=== Work item ===
Report the count of lines below that include "moon", without any other text.

[Excerpts from a dataset]
▼▼▼

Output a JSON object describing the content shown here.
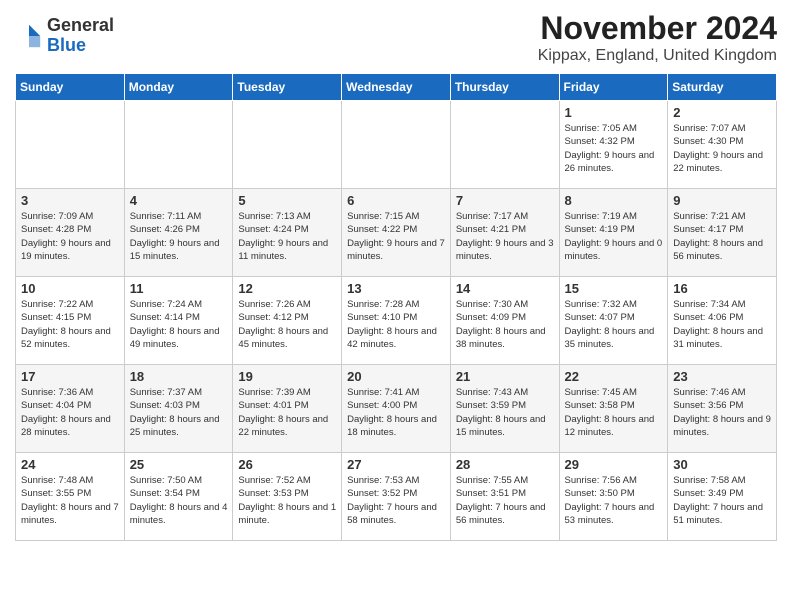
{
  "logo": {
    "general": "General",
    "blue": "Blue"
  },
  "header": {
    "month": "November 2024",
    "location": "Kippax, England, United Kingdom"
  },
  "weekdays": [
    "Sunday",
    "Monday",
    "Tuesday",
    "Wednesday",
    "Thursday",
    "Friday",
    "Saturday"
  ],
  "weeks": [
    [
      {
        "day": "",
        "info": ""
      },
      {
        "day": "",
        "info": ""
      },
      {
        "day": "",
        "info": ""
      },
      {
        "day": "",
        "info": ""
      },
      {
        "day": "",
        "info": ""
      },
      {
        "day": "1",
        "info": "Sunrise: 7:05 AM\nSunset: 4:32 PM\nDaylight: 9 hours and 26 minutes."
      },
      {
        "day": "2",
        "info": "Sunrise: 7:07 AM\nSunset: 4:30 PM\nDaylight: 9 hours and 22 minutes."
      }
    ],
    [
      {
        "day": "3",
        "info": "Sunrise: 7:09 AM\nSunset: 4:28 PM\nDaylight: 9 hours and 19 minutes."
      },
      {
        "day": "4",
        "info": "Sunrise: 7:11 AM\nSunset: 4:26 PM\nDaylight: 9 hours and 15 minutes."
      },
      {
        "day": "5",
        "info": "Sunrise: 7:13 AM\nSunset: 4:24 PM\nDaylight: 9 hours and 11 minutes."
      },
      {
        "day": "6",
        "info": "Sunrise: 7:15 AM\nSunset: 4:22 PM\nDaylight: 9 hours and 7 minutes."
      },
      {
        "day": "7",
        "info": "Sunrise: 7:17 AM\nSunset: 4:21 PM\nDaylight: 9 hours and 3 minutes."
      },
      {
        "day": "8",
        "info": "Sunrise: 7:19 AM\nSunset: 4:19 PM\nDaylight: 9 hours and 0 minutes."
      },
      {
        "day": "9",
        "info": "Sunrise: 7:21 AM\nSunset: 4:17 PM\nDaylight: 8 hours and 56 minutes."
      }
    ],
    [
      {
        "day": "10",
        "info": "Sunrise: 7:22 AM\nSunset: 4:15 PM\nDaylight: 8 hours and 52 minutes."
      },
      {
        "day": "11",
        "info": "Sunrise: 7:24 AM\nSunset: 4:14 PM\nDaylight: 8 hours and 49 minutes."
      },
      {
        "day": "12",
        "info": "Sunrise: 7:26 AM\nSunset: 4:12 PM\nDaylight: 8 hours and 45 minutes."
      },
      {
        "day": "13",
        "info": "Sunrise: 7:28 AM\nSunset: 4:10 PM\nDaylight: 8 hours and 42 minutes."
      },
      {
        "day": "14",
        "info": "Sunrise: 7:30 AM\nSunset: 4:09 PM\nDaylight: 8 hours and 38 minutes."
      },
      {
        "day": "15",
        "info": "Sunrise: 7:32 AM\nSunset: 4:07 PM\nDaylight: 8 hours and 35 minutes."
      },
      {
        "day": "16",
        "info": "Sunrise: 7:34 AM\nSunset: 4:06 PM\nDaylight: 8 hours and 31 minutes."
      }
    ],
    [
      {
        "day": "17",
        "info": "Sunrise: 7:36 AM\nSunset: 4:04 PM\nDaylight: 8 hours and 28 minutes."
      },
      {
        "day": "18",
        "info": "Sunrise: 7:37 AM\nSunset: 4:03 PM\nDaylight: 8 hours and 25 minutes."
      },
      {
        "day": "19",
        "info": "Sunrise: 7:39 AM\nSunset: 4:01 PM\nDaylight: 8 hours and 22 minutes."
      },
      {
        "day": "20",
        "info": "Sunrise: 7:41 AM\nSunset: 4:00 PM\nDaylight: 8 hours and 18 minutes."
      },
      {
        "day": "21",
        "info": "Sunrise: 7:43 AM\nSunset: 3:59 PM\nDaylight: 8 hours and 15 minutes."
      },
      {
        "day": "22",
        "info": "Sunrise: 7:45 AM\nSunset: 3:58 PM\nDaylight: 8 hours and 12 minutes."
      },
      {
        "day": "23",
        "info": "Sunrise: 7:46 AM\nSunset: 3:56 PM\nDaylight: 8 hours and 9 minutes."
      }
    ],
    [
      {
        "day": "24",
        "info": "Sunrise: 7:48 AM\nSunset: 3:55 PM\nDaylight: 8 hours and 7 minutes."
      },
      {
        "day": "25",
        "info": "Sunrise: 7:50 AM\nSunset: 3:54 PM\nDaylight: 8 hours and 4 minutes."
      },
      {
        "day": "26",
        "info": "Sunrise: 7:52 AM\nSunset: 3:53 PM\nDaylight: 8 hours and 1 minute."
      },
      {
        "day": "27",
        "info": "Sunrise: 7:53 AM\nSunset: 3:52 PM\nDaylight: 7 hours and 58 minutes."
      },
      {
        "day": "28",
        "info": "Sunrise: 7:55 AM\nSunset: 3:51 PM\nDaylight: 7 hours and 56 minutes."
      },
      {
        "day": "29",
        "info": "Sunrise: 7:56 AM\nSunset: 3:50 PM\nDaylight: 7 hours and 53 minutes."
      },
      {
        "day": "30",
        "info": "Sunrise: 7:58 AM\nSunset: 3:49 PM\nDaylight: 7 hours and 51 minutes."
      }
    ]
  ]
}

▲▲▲
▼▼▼

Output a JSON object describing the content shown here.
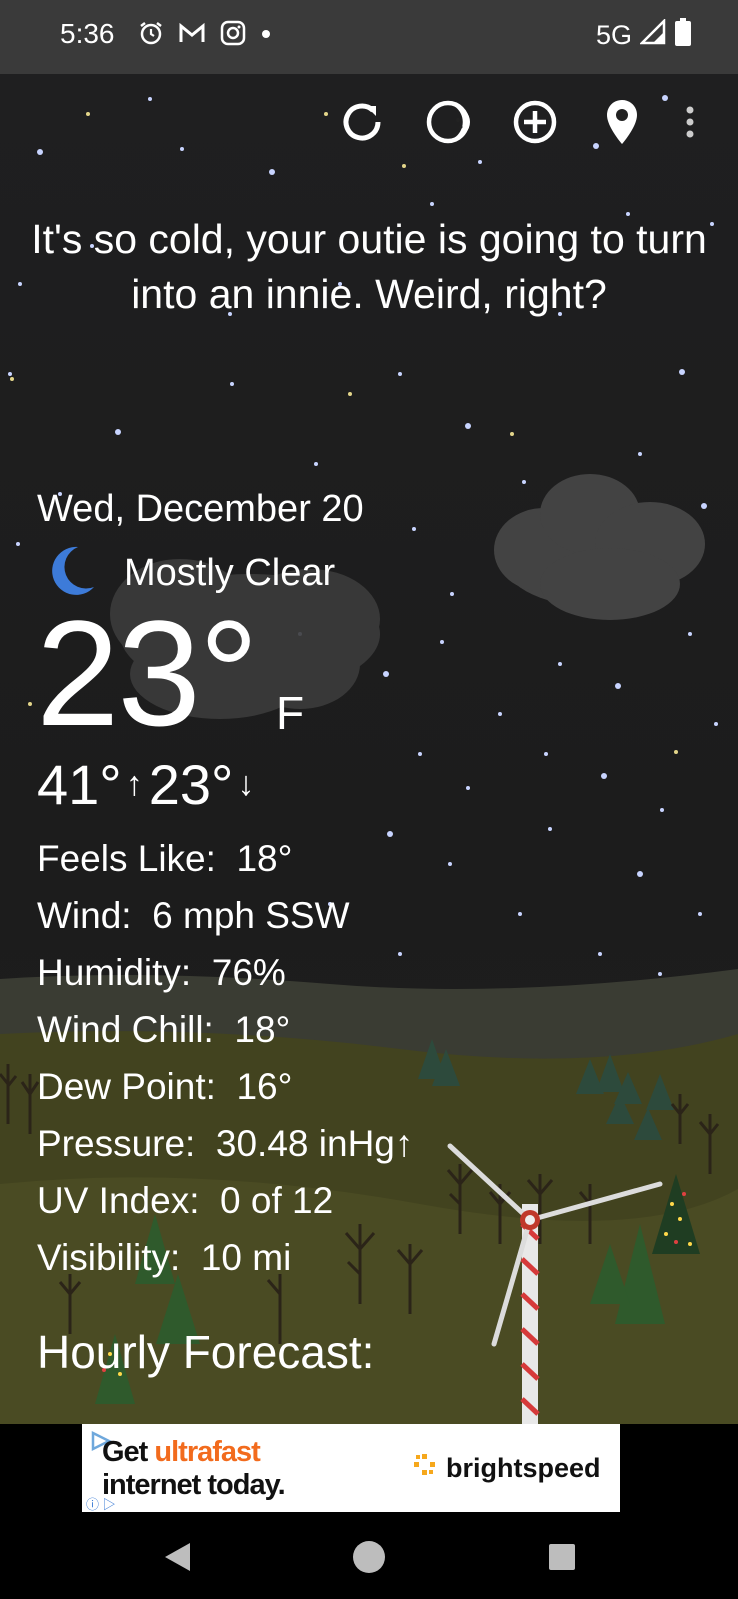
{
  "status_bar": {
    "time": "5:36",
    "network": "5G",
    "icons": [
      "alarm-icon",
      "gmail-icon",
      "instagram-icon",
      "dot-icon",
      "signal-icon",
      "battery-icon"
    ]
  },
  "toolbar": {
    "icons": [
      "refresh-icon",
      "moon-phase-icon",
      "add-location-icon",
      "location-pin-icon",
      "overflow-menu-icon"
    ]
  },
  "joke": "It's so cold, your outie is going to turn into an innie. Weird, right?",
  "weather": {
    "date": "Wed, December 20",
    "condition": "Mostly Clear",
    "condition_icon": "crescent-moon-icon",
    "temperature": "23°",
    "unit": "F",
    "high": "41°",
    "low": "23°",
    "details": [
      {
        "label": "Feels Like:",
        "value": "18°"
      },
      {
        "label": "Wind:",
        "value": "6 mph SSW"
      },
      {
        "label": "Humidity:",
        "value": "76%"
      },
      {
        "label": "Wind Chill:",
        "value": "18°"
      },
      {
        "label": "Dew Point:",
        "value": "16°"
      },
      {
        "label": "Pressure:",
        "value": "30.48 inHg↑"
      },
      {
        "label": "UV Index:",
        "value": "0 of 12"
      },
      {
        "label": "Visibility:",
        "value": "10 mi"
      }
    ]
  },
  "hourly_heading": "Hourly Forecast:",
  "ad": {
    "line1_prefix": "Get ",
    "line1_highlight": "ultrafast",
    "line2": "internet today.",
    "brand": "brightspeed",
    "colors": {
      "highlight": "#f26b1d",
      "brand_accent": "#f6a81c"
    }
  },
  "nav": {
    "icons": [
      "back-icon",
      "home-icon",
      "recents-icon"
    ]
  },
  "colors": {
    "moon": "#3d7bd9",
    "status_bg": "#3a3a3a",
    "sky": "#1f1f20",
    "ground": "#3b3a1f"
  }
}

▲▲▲
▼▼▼

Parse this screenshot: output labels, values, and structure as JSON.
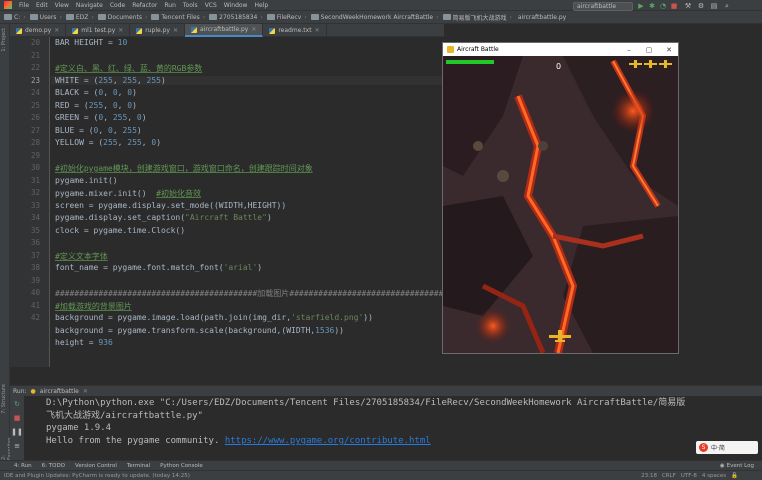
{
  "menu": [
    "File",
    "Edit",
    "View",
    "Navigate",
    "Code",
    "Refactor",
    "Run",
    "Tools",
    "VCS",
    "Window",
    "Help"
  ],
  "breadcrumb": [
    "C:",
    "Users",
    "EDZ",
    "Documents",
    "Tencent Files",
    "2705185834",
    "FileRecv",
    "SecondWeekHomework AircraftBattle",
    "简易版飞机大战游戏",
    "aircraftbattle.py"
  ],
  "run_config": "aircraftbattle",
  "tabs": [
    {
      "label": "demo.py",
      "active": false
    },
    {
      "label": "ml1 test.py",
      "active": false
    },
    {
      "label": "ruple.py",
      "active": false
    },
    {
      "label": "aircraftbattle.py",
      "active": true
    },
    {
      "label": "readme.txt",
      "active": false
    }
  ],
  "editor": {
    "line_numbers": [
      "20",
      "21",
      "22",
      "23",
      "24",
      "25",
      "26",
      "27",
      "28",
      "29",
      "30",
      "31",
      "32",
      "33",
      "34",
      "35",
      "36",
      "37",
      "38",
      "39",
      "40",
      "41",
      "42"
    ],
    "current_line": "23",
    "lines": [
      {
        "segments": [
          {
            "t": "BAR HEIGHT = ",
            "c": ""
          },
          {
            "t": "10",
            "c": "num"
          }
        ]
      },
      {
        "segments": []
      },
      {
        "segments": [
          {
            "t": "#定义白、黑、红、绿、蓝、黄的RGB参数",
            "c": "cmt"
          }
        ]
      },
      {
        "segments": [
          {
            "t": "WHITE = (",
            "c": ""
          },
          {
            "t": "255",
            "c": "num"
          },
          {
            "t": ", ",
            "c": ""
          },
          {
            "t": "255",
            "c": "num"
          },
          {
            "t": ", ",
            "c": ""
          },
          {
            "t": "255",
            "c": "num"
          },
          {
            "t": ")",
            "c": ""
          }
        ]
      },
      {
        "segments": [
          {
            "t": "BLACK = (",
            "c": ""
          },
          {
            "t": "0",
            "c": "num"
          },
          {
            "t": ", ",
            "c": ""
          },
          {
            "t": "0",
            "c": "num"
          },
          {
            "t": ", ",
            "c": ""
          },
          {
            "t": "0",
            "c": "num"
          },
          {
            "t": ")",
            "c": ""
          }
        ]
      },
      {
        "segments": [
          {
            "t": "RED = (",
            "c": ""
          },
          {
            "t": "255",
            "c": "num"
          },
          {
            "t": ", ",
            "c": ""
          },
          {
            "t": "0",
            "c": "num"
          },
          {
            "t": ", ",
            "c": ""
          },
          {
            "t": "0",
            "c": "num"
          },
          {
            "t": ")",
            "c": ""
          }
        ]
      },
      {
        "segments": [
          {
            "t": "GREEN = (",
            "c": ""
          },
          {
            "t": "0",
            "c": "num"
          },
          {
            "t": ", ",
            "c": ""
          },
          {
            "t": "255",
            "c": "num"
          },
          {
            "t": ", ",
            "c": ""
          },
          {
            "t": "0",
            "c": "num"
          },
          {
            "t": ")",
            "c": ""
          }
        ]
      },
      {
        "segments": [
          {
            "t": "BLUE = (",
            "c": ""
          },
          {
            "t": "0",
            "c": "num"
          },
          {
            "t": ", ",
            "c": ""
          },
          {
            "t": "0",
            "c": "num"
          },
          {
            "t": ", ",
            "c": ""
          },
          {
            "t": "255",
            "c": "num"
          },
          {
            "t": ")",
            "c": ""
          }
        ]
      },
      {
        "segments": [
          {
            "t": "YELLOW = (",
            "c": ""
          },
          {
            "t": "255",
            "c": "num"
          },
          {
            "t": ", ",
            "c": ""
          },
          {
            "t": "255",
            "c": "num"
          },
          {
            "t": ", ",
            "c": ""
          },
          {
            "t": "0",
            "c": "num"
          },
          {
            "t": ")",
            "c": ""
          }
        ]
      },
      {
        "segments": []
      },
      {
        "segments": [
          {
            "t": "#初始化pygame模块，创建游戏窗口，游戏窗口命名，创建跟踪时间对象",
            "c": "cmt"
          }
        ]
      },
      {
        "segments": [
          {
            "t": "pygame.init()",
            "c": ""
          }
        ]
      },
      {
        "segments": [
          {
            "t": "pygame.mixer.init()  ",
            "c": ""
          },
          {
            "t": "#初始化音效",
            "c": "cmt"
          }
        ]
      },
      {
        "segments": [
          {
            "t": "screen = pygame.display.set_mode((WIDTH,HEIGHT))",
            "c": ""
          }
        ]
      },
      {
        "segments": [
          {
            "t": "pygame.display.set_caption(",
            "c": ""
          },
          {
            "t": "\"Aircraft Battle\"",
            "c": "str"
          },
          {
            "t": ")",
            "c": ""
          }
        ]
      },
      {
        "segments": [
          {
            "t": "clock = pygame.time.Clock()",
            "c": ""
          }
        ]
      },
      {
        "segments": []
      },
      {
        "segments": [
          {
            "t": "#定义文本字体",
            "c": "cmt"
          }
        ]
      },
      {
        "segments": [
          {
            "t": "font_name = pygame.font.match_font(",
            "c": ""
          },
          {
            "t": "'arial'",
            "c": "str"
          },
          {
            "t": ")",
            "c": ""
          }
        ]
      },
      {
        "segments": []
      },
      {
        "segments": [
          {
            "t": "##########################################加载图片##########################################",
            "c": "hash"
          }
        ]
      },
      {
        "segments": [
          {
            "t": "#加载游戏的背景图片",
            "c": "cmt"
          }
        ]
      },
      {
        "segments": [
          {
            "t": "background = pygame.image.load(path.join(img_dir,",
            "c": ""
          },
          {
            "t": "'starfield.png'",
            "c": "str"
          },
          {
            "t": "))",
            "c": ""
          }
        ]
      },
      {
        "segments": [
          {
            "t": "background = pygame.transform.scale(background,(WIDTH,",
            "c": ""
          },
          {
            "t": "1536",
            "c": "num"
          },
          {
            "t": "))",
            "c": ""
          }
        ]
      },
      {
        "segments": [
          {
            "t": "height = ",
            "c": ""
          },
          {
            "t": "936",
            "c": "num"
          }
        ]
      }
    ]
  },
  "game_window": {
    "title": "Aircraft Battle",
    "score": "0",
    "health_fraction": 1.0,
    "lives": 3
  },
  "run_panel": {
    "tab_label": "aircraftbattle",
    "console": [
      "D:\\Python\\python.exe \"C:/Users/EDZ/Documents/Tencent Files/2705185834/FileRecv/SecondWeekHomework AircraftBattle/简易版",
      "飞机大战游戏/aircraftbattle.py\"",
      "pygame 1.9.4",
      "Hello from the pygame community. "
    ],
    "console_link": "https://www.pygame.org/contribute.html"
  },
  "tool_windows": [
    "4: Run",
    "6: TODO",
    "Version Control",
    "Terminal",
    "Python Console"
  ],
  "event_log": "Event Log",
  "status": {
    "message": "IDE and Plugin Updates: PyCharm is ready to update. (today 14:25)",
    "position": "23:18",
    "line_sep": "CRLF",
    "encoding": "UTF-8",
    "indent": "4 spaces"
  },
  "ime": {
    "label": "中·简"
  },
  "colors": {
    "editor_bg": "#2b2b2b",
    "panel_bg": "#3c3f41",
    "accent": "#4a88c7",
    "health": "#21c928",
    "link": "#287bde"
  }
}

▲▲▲

=== Task solution ===
3